Op-Eddys for the most underrated and overrated large market papers.
Normally we like Ralph Peters' columns and his perspective on
the war. But we took a pass on this
one from yesterday's NY Post where he seemed to come completely
unhinged, likening Dean supporters to an "Internet Gestapo"
and comparing the former Governor of Vermont to both Goebbels
let's leave this kind of nasty stuff to the folks at MoveOn.org,
FOR HARKIN: The "big news" that leaked out yesterday
is that Bill Bradley will
endorse Howard Dean today in Des Moines. My response to this
news was an emphatic "so what?"
I suppose getting Bradley's endorsement is better than not getting
it, but as a practical matter it doesn't mean squat. It's not
like there's a whole herd of former Bradley supporters out there
in Iowa and New Hampshire just waiting for his signal on who to
vote for. Bradley's endorsement may help Dean win New Jersey,
but the nomination is going to be locked down long before the
Garden State's June 8 primary.
endorsement story is this
one. Iowa Governor Tom Vilsack said yesterday he will not
endorse any of the Dem candidates for president. This leaves Senator
Tom Harkin as the Big Kahuna of endorsements, and he's been hemming
and hawing over the past few weeks on what to do.
endorsement of either Dean, Gephardt or Kerry could shape the
outcome of the caucuses in a meaningful way. Right now, it looks
as if Harkin is leaning toward supporting Dean, which could very
well seal Gephardt's fate. Harkin's press secretary says the Senator
is "thinking about it" and that "he'll make a decision
soon." - T. Bevan 7:34 am | Link
January 5 2004
LET THE GAMES BEGIN: Some quick thoughts on
the Democrat primary race. Dean continues to remain the favorite
to win the nomination, and yesterday's debate

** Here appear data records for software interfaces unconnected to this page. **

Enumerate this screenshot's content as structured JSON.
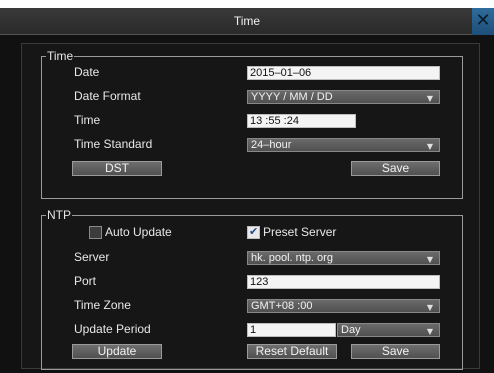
{
  "window": {
    "title": "Time",
    "close_icon": "✕"
  },
  "time_group": {
    "legend": "Time",
    "date": {
      "label": "Date",
      "value": "2015–01–06"
    },
    "date_format": {
      "label": "Date Format",
      "value": "YYYY / MM / DD"
    },
    "time": {
      "label": "Time",
      "value": "13 :55 :24"
    },
    "time_standard": {
      "label": "Time Standard",
      "value": "24–hour"
    },
    "dst_button": "DST",
    "save_button": "Save"
  },
  "ntp_group": {
    "legend": "NTP",
    "auto_update": {
      "label": "Auto Update",
      "checked": false
    },
    "preset_server": {
      "label": "Preset Server",
      "checked": true
    },
    "server": {
      "label": "Server",
      "value": "hk. pool. ntp. org"
    },
    "port": {
      "label": "Port",
      "value": "123"
    },
    "time_zone": {
      "label": "Time Zone",
      "value": "GMT+08 :00"
    },
    "update_period": {
      "label": "Update Period",
      "value": "1",
      "unit": "Day"
    },
    "update_button": "Update",
    "reset_default_button": "Reset Default",
    "save_button": "Save"
  },
  "icons": {
    "dropdown": "▼",
    "check": "✔"
  }
}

in Iowa did little to spoil Dean's status as the field's front-runner.
In my mind
the biggest development these last three weeks is the reemergence

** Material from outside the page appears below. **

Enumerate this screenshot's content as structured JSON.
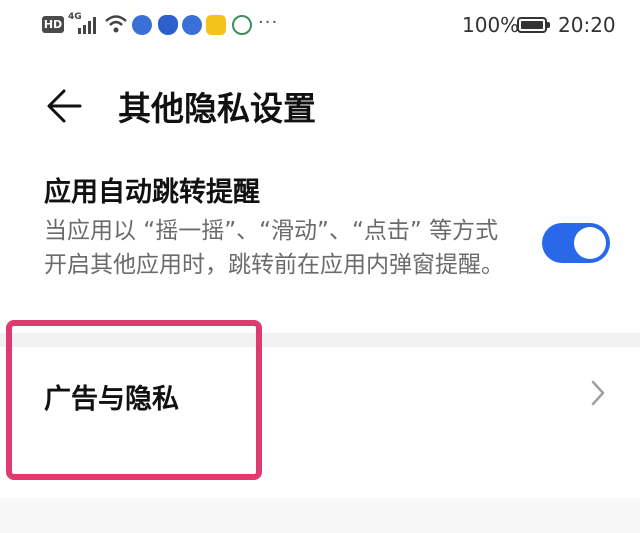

of Wesley Clark as a serious contender for the nomination. Though
Clark was not in the Iowa debate, he made an appearance on Meet
the Press and (from a Democratic voter's standpoint) gave
a solid performance. Clark raised an impressive 10 million dollars
in the fourth quarter and is definitely in the lead to become
the main anti-Dean candidate.
who I had always thought was positioned the best to become the
#1 anti-Dean candidate, continues to run a campaign that is its
own "miserable failure." Gephardt's problem is that
he refuses to treat his pro-war vote as a positive. If he were
attacking Dean from the right on national security the way Lieberman
is going after the Vermont Governor he would be in considerably
better shape. Instead, it appears as if he's just going though
the motions. He has to have a win in Iowa and a second
place finish in South Carolina or he's finished.
all people actually appears to have a bit of momentum, after falling
from front-runner status last year to essentially dead two months
ago. Ironically, expectations are now so low he may be the leading
candidate to get tagged with the all important "better than
expected" mantle. If he can manage a strong third or even
an upset second in Iowa, and then follow that up with a "better
than expected" showing in New Hampshire. He may just be able
to spin the press that he's the guy with the Big Mo. Don't get
me wrong, he's a long shot now and this is probably just a dead-cat
bounce, but at least he's got a pulse back and finally appears
to have a plan.
In many ways
Edwards is poised to emerge from behind the pack with respectable
showings in Iowa and New Hampshire, and then a breakout performance
in South Carolina. However, I just can't get around my gut feeling
that irrespective of how well he may do in this or that state,
there is little chance he will win the nomination. He's running
for VP, and I think he is going to be disappointed there as well.
has always had little better than no chance of winning the nomination,
and if he were somehow to become the nominee there would be a
third-party candidate on the left who would get over 10% in the
odds for most likely Democratic ticket:
As you can
see I think there is a 90% likelihood that the Democrat nominee
will be either Dean or Clark. This of course assumes that Hillary
stays out of the race, which is a good bet as long as the Dow
stays above 9,000.
J. McIntyre 7:05 am | Link